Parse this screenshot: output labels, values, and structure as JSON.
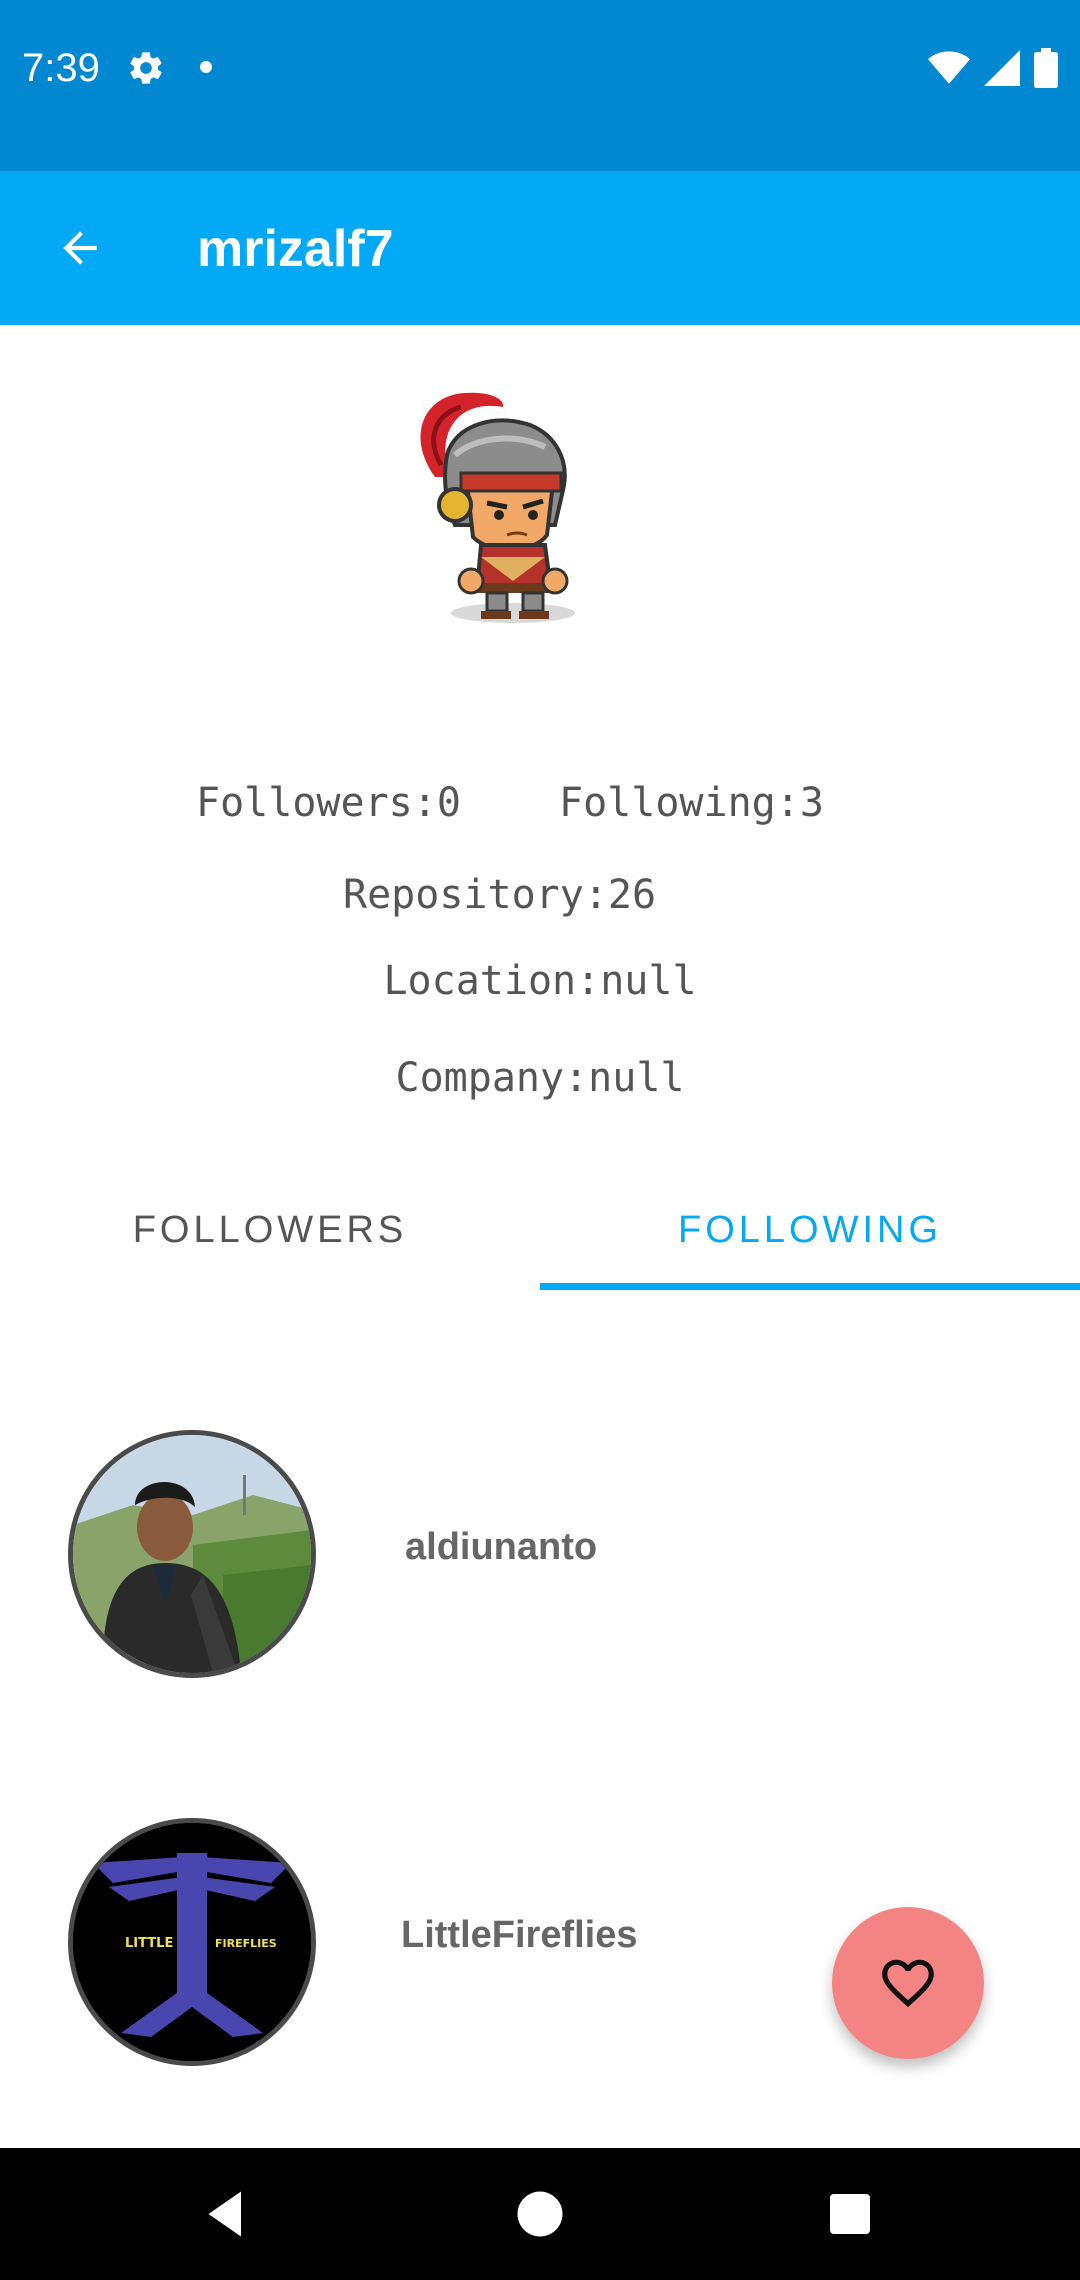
{
  "status_bar": {
    "time": "7:39",
    "icons": [
      "gear-icon",
      "notification-dot",
      "wifi-icon",
      "signal-icon",
      "battery-icon"
    ]
  },
  "app_bar": {
    "title": "mrizalf7",
    "back_icon": "arrow-back-icon",
    "background": "#03A9F4"
  },
  "profile": {
    "avatar": "knight-avatar",
    "followers": "Followers:0",
    "following": "Following:3",
    "repository": "Repository:26",
    "location": "Location:null",
    "company": "Company:null"
  },
  "tabs": {
    "items": [
      {
        "label": "FOLLOWERS",
        "selected": false
      },
      {
        "label": "FOLLOWING",
        "selected": true
      }
    ],
    "accent": "#03A9F4"
  },
  "following_list": [
    {
      "username": "aldiunanto",
      "avatar": "photo-avatar"
    },
    {
      "username": "LittleFireflies",
      "avatar": "logo-avatar",
      "logo_text_left": "LITTLE",
      "logo_text_right": "FIREFLIES"
    }
  ],
  "fab": {
    "icon": "heart-outline-icon",
    "color": "#F48484"
  },
  "nav_bar": {
    "buttons": [
      "back-triangle-icon",
      "home-circle-icon",
      "recents-square-icon"
    ]
  },
  "colors": {
    "status_bar": "#0288D1",
    "text_gray": "#555555"
  }
}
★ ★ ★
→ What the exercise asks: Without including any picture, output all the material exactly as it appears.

→ Response to this task:
Parse this screenshot: output labels, values, and structure as JSON.
{
  "status_bar": {
    "time": "7:39",
    "icons": [
      "gear-icon",
      "notification-dot",
      "wifi-icon",
      "signal-icon",
      "battery-icon"
    ]
  },
  "app_bar": {
    "title": "mrizalf7",
    "back_icon": "arrow-back-icon",
    "background": "#03A9F4"
  },
  "profile": {
    "avatar": "knight-avatar",
    "followers": "Followers:0",
    "following": "Following:3",
    "repository": "Repository:26",
    "location": "Location:null",
    "company": "Company:null"
  },
  "tabs": {
    "items": [
      {
        "label": "FOLLOWERS",
        "selected": false
      },
      {
        "label": "FOLLOWING",
        "selected": true
      }
    ],
    "accent": "#03A9F4"
  },
  "following_list": [
    {
      "username": "aldiunanto",
      "avatar": "photo-avatar"
    },
    {
      "username": "LittleFireflies",
      "avatar": "logo-avatar",
      "logo_text_left": "LITTLE",
      "logo_text_right": "FIREFLIES"
    }
  ],
  "fab": {
    "icon": "heart-outline-icon",
    "color": "#F48484"
  },
  "nav_bar": {
    "buttons": [
      "back-triangle-icon",
      "home-circle-icon",
      "recents-square-icon"
    ]
  },
  "colors": {
    "status_bar": "#0288D1",
    "text_gray": "#555555"
  }
}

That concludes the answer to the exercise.